Qualls family has ties to quake victim
The ground in Brookhaven didn’t move an inch when abiblical-sized earthquake shook down Haiti last week, but a fewlocal families felt it nonetheless.
Some are going to feel it for years to come.
Haitian native Oswald Ossé, 34 – husband of Brookhaven nativeSabrina Qualls Ossé and son-in-law of Bogue Chitto’s Stanford andFronie Qualls – lost his little sister in the quake when a marketin downtown Port-au-Prince collapsed on her.
Jessie Ossé, 16, had gone to buy groceries for her large familywhen the magnitude 7.0 quake destroyed the store and killedeveryone in it. She is one of tens of thousands who died.
Oswald has spent the week worrying about the rest of his family,who on Saturday morning made it safely out of the disaster that isPort-au-Prince to the nearby town of Thomassique to stay withrelatives. Communications have been spotty at best, and he hasdepended on scratchy cell phone calls every few days to keep trackof his mother and siblings and the fate of his little sister’sbody.
“They said they did something with the body, but it’s kind ofhard right now to bury somebody in a normal funeral,” he said fromhis and Sabrina’s home in Nashville, Tenn.
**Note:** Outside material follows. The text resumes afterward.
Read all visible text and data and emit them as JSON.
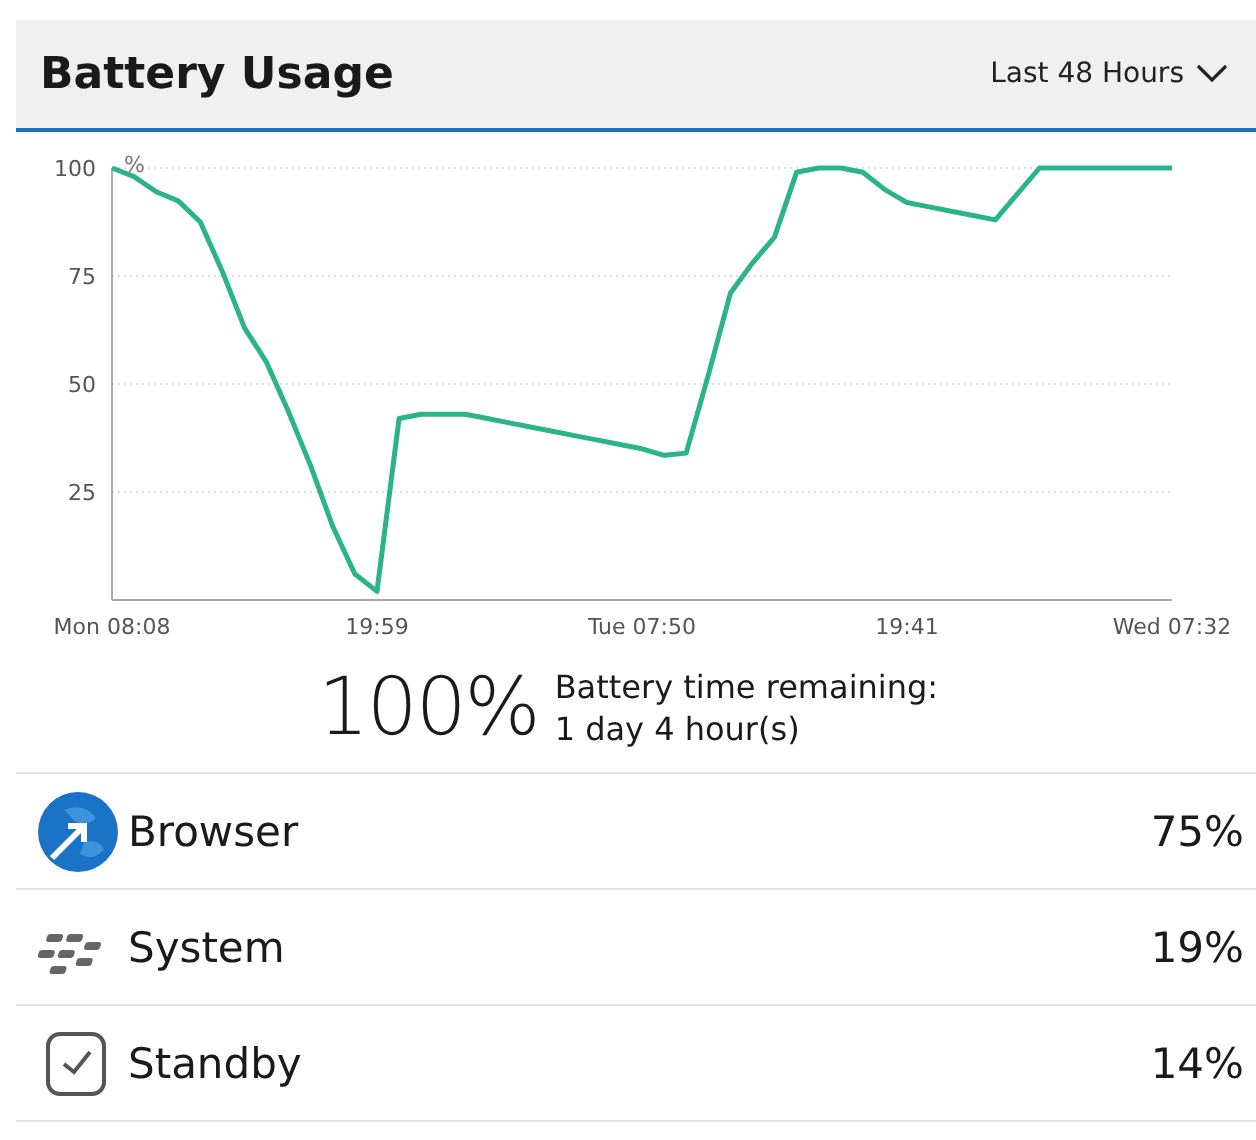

Still, Oswald is trying to keep his head up. He is focused onthe safety of his family and friends in Haiti, which is strugglingto dig out of the rubble even as assistance from many nationsarrives.
“Right now, we are the only ones in a position to do something,so we have to keep our heads up,” he said. “If you cry after that,it’s OK.”
Sabrina, 32, a 1995 graduate of Brookhaven High School, met herHaitian husband in that country when they crossed paths whileworking for separate Christian missions. She said she and herhusband first learned of the death in the family by a voice messagethat showed up on Oswald’s phone around 5 a.m. Wednesday.
He tried to call back all day without success.
“To get a message instead of actually talking to somebody, thataffected him even more,” she said. “For him, it was unbelievable.She was so young, and she had dreams.”
Sabrina said her man is anxious to get back to his native islandnation and be with his family, but flying into Port-au-Prince isimpossible.
“He wants to leave like yesterday, but you can’t get a flightout to there right now,” she said.
In the meantime, local efforts are under way to help the Osséfamily in Haiti.
Sabrina’s aunt, Jacqueline Qualls Evans, has helped establishedthe Ossé Haiti Relief Fund at State Bank. Donations to the fundwill be sent to Oswald’s family through Global Vision CitadelleMinistries and Love a Child, Inc., two non-profit Christianorganizations Oswald and Sabrina are affiliated with.
“By setting up this fund, we can assure the funds our neighborsand friends are giving will go directly to them,” Evans said.
Evans said checks should be made out to Ossé Haitian Relief Fundand taken to any State Bank location.